View once boarded the ferry parking terminal. Many remain inside their car.

The first time I traveled by ferry was when my husband and I went to Seattle. We drove to the Bainbridge Island terminal in order to take a ferry directly in to Downtown Seattle.  A safety-flag carrying attendant directed us to a line where we  would wait for the next ferry. We then joined hundreds of other vehicles into our designated lane. So seamless is the transition from parking to sailing, if you remain in your vehicle you may not even realize once the ferry has departed.

Since it’s about a 30 minute trip, riders have the option of staying inside their vehicles or vacating them to enter the main deck. After climbing two flights of stairs, I entered the main deck where I was rather taken aback by what I saw.  I was not expecting to see built in Winnebago style tables and plastic benches next to the windows along with a cafeteria complete with two people working cash registers.


I love how even the kiosks are adorned with artwork

The cafeteria fare consisted of canned soups heated inside institutional steel containers (the kind with the hole on top of the lid for the ladle), a popcorn and soft pretzel heated unit, an assortment of tea, hot chocolate, coffee and a plethora of overpriced convenience store-looking packaged sandwiches and snacks.

Salt to settle your motion sickness?

The workers are friendly and it’s nice to have a little cafeteria instead of vending machines.

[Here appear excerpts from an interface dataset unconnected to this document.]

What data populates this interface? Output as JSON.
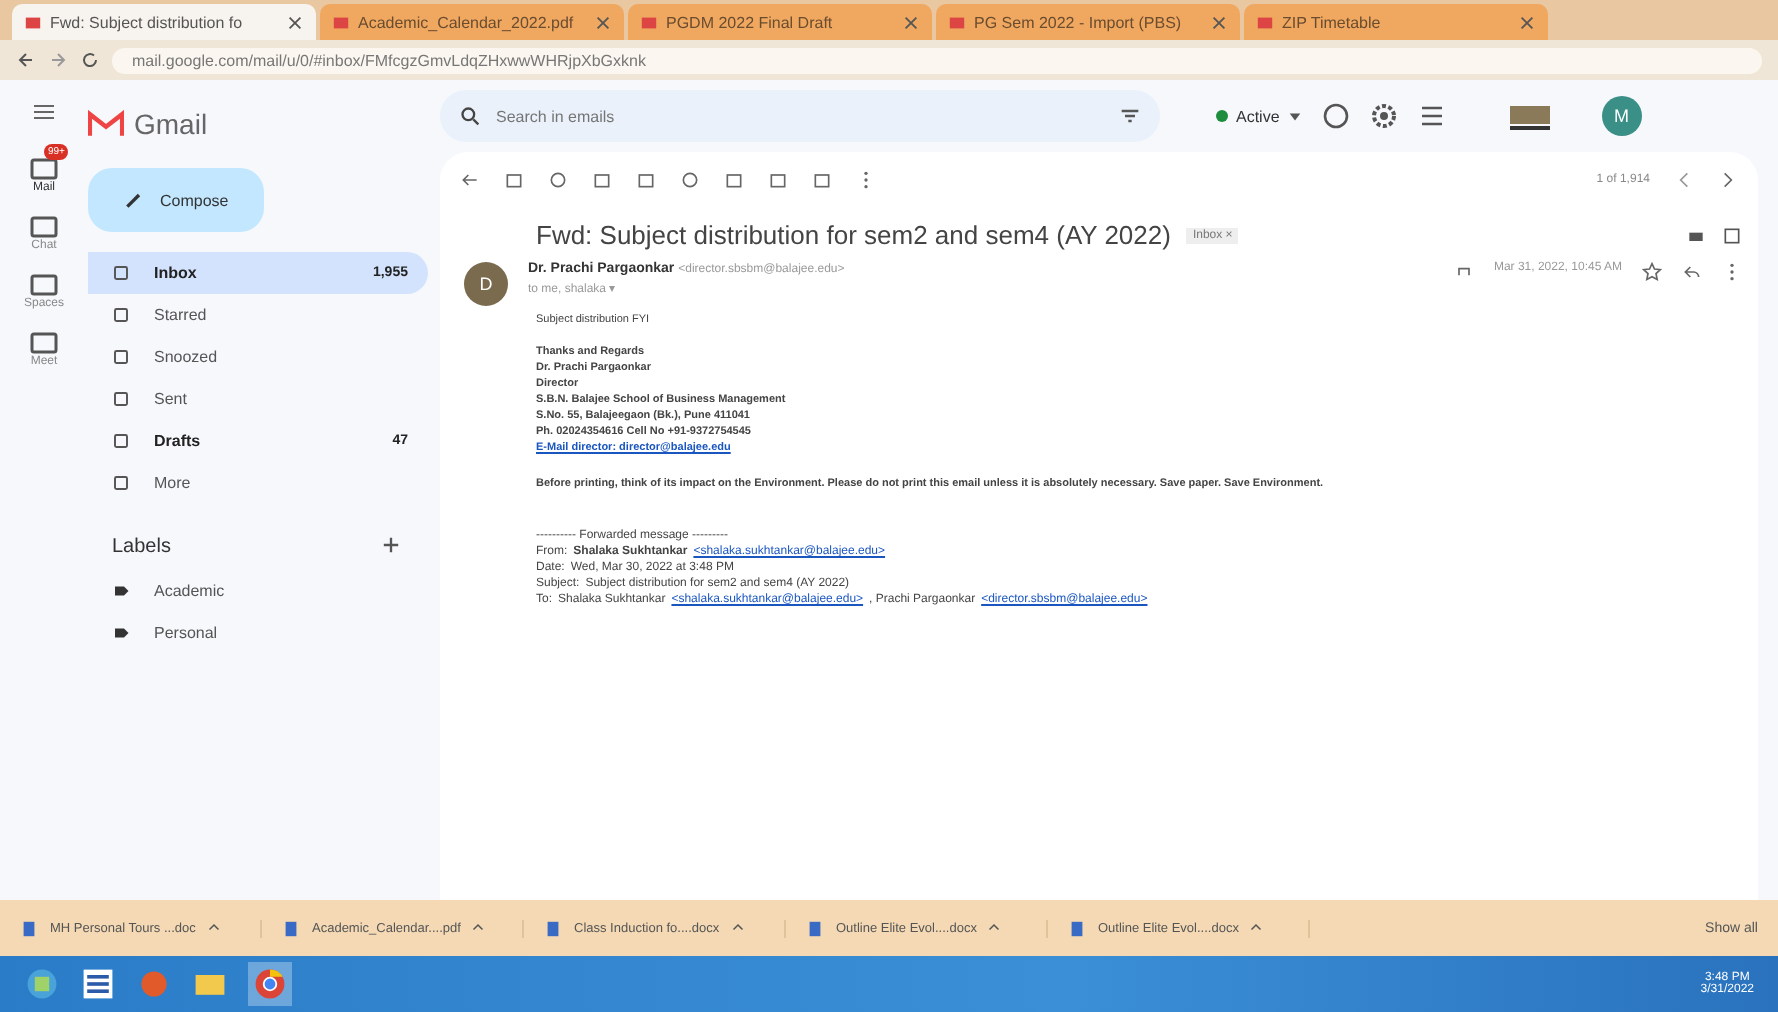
{
  "browser": {
    "tabs": [
      {
        "title": "Fwd: Subject distribution fo",
        "selected": true
      },
      {
        "title": "Academic_Calendar_2022.pdf",
        "selected": false
      },
      {
        "title": "PGDM 2022 Final Draft",
        "selected": false
      },
      {
        "title": "PG Sem 2022 - Import (PBS)",
        "selected": false
      },
      {
        "title": "ZIP Timetable",
        "selected": false
      }
    ],
    "address": "mail.google.com/mail/u/0/#inbox/FMfcgzGmvLdqZHxwwWHRjpXbGxknk"
  },
  "rail": [
    {
      "label": "Mail",
      "selected": true,
      "badge": "99+"
    },
    {
      "label": "Chat",
      "selected": false
    },
    {
      "label": "Spaces",
      "selected": false
    },
    {
      "label": "Meet",
      "selected": false
    }
  ],
  "app": {
    "name": "Gmail",
    "search_placeholder": "Search in emails",
    "status": "Active",
    "avatar": "M"
  },
  "compose": "Compose",
  "folders": [
    {
      "label": "Inbox",
      "count": "1,955",
      "selected": true,
      "bold": true
    },
    {
      "label": "Starred",
      "selected": false,
      "bold": false
    },
    {
      "label": "Snoozed",
      "selected": false,
      "bold": false
    },
    {
      "label": "Sent",
      "selected": false,
      "bold": false
    },
    {
      "label": "Drafts",
      "count": "47",
      "selected": false,
      "bold": true
    },
    {
      "label": "More",
      "selected": false,
      "bold": false
    }
  ],
  "labels": {
    "title": "Labels",
    "items": [
      "Academic",
      "Personal"
    ]
  },
  "pager": "1 of 1,914",
  "email": {
    "subject": "Fwd: Subject distribution for sem2 and sem4 (AY 2022)",
    "tag": "Inbox ×",
    "sender": "Dr. Prachi Pargaonkar",
    "sender_address": "<director.sbsbm@balajee.edu>",
    "to": "to me, shalaka ▾",
    "time": "Mar 31, 2022, 10:45 AM",
    "avatar": "D",
    "body": [
      "Subject distribution FYI"
    ],
    "signature": [
      "Thanks and Regards",
      "Dr. Prachi Pargaonkar",
      "Director",
      "S.B.N. Balajee School of Business Management",
      "S.No. 55, Balajeegaon (Bk.), Pune 411041",
      "Ph. 02024354616 Cell No +91-9372754545"
    ],
    "signature_link": "E-Mail director: director@balajee.edu",
    "note": "Before printing, think of its impact on the Environment. Please do not print this email unless it is absolutely necessary. Save paper. Save Environment.",
    "forwarded": {
      "heading": "---------- Forwarded message ---------",
      "lines": [
        {
          "label": "From:",
          "name": "Shalaka Sukhtankar",
          "link": "<shalaka.sukhtankar@balajee.edu>"
        },
        {
          "label": "Date:",
          "text": "Wed, Mar 30, 2022 at 3:48 PM"
        },
        {
          "label": "Subject:",
          "text": "Subject distribution for sem2 and sem4 (AY 2022)"
        },
        {
          "label": "To:",
          "text": "Shalaka Sukhtankar",
          "link": "<shalaka.sukhtankar@balajee.edu>",
          "text2": ", Prachi Pargaonkar",
          "link2": "<director.sbsbm@balajee.edu>"
        }
      ]
    }
  },
  "downloads": {
    "items": [
      "MH Personal Tours ...doc",
      "Academic_Calendar....pdf",
      "Class Induction fo....docx",
      "Outline Elite Evol....docx",
      "Outline Elite Evol....docx"
    ],
    "show_all": "Show all"
  },
  "taskbar": {
    "time": "3:48 PM",
    "date": "3/31/2022"
  }
}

After I purchased a cup of soup I walked around the retro strictly functional interior where I observed travelers playing cards, board games brought from home or reading books.They even sell playing cards inside the cafeteria.

How cool is this the concessions store sells playing cards? Go Fish!

Some travelers bring a travel pillow and curl up on a bench to nap.  One family brought  along their lunch to dine at one of the many window booths. Best part is, every seat has a view.

Up yet another flight of stairs, the open-air deck offers breathtaking views from every vantage point.

Rows of benches where passengers can enjoy the view


An array of idyllic homes on Bainbridge Island

The return trip from Seattle to Bainbridge Island cost more than the reverse trip.  But unlike Bainbridge Island, Seattle offered more appealing pre-boarding concessions. Once you pay and park, depending on how much time you have prior to boarding the ferry, you can leave your car and enter a “mini-mall” just for ferry travelers. There’s a wine-bar, an espresso place, a Subway and a taqueria . It’s all so bizarre and funky but yet perfectly appropriate. An announcement alerts travelers when it’s time to board the ferry. Thanks to the Washington State Department of Transportation (WSDOT) app, I can determine whether this makes sense for me depending on my time frame.  I can view the number of spaces remaining and time it just right so that I can pay and drive on the ferry just before it departs.

I imagine my ferry fascination will gradually wane over time just like everything else. The beautiful thing is unless one is traveling to a nearby island like Whidbey, transportation by ferry is not required, it’s an option. Just like taking the bus. But if I have all the time in the world and wish to take in the Washington State vibe, let the wind run through my hair while gazing down below at the chilly and often choppy waters, the ferry can be both therapeutic and enjoyable.

Approaching Seattle!